- **ABOUT THIS EXERCISE**:
One number is the whole answer: the tally of lines in the records below that contain "icon".

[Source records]
-------

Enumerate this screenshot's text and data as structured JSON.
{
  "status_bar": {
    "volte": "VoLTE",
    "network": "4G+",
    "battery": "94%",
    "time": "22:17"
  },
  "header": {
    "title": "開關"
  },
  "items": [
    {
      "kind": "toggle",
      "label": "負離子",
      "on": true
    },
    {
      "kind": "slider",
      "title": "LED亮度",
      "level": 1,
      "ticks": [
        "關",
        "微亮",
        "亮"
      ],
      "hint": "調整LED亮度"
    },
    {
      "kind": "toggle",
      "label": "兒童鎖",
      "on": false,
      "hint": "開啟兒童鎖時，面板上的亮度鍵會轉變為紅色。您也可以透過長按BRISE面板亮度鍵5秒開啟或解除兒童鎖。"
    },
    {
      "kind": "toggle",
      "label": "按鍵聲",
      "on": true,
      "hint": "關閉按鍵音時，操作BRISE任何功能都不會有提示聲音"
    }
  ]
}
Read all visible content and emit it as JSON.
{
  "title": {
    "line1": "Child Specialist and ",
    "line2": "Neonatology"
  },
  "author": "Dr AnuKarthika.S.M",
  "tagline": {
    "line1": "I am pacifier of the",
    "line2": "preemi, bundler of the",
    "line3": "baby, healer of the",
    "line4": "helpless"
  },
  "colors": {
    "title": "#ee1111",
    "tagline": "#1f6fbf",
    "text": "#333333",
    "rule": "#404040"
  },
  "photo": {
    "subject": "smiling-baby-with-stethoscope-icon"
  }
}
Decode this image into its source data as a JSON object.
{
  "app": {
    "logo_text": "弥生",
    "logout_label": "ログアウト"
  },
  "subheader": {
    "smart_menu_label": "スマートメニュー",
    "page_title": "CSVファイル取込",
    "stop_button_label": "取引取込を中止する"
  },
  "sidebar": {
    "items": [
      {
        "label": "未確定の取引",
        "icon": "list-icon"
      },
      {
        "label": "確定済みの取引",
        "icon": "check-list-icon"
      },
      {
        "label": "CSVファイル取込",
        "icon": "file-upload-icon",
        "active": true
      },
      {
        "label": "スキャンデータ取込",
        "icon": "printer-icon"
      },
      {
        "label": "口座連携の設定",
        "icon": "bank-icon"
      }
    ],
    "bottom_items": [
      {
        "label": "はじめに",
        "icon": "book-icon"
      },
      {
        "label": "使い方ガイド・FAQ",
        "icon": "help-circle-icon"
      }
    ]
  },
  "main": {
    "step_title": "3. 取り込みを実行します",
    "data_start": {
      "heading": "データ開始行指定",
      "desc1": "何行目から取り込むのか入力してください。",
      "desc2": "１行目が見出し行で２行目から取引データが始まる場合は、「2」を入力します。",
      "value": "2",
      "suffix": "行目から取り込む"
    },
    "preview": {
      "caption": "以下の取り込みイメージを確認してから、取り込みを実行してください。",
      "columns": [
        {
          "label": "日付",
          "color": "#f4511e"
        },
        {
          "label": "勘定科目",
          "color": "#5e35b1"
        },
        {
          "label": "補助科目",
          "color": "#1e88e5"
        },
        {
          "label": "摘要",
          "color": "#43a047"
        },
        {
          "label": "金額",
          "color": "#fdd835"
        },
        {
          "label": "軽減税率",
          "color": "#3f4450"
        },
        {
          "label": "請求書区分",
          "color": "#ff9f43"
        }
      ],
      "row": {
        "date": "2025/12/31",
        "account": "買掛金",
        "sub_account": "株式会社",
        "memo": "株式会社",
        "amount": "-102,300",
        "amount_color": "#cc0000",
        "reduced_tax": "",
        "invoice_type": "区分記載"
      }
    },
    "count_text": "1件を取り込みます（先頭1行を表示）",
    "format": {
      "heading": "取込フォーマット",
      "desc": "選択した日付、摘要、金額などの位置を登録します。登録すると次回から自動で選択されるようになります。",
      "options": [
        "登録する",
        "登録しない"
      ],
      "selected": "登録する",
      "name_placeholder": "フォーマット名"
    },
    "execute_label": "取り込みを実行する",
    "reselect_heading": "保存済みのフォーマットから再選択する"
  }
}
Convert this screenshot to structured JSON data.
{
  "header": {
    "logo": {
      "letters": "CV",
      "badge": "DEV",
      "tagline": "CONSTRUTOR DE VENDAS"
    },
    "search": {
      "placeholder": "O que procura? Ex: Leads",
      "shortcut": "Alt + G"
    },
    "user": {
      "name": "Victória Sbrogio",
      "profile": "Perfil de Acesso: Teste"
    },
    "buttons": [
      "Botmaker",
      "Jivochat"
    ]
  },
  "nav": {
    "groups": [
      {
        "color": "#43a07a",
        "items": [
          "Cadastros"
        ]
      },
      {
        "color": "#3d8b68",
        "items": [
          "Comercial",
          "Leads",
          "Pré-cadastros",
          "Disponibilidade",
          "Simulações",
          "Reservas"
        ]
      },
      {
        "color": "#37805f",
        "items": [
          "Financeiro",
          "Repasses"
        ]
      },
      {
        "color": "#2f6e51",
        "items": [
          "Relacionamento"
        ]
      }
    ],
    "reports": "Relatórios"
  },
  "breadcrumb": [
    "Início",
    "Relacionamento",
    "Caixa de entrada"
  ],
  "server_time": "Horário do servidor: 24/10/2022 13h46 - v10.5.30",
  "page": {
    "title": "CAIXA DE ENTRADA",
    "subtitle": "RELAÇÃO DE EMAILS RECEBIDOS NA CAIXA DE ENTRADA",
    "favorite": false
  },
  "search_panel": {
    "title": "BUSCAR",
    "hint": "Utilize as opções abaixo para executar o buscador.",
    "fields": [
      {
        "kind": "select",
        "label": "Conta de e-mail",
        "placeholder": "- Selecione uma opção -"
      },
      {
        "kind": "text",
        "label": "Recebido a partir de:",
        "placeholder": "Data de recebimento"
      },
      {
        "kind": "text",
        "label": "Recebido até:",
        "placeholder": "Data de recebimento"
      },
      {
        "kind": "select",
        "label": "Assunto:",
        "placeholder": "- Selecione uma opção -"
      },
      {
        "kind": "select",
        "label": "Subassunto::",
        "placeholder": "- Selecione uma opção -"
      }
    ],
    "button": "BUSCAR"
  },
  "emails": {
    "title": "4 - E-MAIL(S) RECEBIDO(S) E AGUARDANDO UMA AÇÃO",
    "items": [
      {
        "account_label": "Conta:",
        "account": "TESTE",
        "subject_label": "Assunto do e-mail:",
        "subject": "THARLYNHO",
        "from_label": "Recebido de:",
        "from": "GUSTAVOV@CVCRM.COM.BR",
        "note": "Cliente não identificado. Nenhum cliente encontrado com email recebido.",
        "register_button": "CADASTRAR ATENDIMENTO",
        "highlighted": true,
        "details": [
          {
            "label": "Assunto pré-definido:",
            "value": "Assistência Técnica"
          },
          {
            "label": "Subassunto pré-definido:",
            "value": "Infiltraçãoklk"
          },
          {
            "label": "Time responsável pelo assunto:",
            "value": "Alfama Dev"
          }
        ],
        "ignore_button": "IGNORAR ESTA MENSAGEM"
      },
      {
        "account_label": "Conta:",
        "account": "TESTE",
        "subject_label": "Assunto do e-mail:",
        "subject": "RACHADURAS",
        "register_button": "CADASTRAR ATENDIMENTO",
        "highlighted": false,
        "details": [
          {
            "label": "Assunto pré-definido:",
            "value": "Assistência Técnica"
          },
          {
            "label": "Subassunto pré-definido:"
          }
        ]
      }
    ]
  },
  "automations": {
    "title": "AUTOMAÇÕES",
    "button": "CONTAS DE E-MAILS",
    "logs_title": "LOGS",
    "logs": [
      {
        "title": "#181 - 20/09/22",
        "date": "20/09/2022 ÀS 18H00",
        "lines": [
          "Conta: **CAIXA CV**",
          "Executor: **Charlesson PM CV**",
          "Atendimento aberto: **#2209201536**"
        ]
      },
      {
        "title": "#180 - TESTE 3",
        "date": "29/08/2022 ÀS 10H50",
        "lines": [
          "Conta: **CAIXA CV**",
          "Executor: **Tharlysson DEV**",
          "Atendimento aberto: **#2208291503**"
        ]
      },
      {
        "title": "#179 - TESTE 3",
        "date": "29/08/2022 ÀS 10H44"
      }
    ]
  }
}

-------

- **EXERCISE ANSWER**:
8